Friday, May 23, 2014 —
STATESVILLE, N.C. -- In the summer of 1755, 50 soldiers arrived on a remote hilltop near present-day Statesville with orders to build a fort to guard local settlers and mark the edge of the British Empire. Fort Dobbs State Historic Site will offer a glimpse of life on the North Carolina frontier June 14-15. The lives of both the soldiers and settlers who lived on what was then the edge of civilization will be highlighted.
Named for royal governor Arthur Dobbs and commanded by Hugh Waddell, the fort was the base of operations for Waddell's troops during the French and Indian War, which had been the climax of centuries of tension between England and France. The western frontier was considered dangerous, and on occasion colonists would stay close to the fort's fortifications to remain protected from attacks by French-allied Indians.

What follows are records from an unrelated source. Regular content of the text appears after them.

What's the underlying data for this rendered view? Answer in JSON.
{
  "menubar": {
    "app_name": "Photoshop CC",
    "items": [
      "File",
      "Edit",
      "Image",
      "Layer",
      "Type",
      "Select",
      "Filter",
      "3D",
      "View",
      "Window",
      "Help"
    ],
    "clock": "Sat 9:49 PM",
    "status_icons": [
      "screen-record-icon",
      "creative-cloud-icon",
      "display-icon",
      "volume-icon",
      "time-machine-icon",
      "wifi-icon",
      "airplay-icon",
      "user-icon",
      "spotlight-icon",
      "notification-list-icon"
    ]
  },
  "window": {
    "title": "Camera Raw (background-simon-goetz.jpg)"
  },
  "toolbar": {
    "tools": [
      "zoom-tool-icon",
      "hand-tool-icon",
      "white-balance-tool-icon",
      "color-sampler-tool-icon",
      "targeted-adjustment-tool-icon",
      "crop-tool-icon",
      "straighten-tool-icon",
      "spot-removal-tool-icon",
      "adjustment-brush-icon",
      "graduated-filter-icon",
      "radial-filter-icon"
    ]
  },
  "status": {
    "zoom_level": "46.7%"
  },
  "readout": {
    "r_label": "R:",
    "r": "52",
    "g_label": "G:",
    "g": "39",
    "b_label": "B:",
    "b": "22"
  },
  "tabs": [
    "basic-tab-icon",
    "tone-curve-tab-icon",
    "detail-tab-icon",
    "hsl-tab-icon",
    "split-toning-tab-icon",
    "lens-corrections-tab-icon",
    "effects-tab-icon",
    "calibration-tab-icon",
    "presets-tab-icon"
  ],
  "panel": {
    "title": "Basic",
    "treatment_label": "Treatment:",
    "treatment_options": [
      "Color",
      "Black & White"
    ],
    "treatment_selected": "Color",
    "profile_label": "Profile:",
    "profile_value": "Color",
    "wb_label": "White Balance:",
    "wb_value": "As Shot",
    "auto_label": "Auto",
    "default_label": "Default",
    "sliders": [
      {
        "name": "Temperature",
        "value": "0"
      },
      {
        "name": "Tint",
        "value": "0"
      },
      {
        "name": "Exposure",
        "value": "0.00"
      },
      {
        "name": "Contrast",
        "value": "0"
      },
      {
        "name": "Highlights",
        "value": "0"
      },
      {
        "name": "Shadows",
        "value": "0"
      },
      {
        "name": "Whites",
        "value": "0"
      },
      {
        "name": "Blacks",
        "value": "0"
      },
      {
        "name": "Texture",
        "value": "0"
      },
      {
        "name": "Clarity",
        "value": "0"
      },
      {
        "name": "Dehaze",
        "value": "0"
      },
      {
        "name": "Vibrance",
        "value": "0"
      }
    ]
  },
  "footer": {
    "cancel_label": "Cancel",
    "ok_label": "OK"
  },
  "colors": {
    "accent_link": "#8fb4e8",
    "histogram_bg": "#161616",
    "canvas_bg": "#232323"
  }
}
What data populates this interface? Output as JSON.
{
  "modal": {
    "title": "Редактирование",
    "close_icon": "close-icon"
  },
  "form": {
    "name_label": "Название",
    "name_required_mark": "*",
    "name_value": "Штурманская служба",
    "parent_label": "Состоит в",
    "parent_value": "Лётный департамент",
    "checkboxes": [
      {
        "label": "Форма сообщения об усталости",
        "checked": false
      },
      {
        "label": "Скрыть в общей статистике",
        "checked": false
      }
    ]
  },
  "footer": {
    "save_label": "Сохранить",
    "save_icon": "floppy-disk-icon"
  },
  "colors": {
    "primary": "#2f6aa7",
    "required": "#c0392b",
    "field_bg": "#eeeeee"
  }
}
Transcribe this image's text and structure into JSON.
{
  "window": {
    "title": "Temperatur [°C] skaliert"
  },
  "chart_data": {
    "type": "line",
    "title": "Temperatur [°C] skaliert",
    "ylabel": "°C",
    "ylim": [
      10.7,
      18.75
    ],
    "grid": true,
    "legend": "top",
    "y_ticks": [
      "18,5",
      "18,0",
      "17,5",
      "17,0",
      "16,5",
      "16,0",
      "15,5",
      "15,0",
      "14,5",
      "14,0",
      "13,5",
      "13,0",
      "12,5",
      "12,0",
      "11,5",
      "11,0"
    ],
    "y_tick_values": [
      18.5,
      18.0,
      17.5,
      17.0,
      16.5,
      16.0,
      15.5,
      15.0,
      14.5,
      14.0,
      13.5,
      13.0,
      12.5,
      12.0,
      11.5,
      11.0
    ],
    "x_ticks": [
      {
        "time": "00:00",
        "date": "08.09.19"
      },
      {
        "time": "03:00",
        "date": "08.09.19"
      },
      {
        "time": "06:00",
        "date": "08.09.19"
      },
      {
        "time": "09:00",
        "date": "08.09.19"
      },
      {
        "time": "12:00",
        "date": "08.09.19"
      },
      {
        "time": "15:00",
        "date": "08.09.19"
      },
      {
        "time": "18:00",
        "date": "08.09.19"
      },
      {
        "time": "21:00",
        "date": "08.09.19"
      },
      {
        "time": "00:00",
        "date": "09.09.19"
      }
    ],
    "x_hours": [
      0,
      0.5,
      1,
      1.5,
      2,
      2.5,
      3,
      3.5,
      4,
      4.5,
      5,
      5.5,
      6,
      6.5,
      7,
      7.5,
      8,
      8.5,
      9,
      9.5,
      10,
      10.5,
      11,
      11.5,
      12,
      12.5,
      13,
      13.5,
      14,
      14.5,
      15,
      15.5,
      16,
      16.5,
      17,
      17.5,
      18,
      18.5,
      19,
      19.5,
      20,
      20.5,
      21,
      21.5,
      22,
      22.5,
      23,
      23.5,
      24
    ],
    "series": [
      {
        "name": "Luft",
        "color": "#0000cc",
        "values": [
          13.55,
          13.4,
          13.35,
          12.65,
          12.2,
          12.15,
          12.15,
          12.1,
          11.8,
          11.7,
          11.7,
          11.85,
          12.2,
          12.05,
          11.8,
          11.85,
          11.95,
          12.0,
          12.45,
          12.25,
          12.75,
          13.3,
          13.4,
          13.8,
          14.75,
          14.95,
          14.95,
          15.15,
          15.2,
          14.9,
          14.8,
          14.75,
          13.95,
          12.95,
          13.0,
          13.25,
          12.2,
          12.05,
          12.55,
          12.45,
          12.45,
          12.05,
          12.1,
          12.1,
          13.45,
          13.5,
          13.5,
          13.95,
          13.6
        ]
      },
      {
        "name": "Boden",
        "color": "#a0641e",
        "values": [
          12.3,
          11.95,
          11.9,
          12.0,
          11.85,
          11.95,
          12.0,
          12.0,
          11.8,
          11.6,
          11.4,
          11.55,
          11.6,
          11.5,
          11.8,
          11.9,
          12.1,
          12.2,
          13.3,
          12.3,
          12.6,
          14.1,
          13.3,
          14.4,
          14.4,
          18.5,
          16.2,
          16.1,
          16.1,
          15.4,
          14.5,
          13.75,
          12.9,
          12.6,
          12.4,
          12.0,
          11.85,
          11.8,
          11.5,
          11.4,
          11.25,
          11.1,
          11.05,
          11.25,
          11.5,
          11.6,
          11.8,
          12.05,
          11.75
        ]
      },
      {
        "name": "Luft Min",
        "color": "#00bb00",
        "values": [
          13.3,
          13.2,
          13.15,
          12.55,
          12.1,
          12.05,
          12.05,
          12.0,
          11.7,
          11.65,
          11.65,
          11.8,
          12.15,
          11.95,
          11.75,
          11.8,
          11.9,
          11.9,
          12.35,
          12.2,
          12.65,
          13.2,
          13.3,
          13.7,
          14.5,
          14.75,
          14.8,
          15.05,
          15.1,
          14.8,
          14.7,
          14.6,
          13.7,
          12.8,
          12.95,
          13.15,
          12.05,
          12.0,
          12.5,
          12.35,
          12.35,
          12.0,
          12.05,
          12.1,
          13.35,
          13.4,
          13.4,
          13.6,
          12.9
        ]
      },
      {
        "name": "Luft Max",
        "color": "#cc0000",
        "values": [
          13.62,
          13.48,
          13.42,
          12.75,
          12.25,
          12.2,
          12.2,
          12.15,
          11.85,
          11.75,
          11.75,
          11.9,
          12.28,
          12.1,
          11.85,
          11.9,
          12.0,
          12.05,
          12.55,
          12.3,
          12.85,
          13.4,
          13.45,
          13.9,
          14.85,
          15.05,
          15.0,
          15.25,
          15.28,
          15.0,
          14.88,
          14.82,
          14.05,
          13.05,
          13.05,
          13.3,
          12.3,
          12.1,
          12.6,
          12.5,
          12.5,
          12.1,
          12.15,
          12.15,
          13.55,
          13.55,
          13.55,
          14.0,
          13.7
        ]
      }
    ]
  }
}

This living history program will feature historic interpreters portraying American provincial soldiers and their Catawba Indian allies.Musket firing demonstrations at 11 a.m. and 2 p.m. Saturday, cannon firings at noon and 3 p.m. on Saturday and ongoing displays of 18th century military camp life on both Saturday and Sunday will be featured. The free program will run from 10 a.m. to 4 p.m. on Saturday and from 10 a.m. to 3 p.m. on Sunday.
Visitors will be transported to a time without the creature comforts and conveniences taken for granted today. This educational program at a state historic site will give life to North Carolina's past experiences and traditions and demonstrates the value of living history to students and adults.
For more information call (704) 873-5882 or visit www.fortdobbs.org. Fort Dobbs is the only state historic site dedicated to the period of the French and Indian War (1754-1763), also known as the Seven Years War. Located at 438 Fort Dobbs Rd. in Statesville, it is North Carolina's only link to a war for empire that crossed five continents and lasted nearly 10 years, and is part of the Division of State Historic Sites.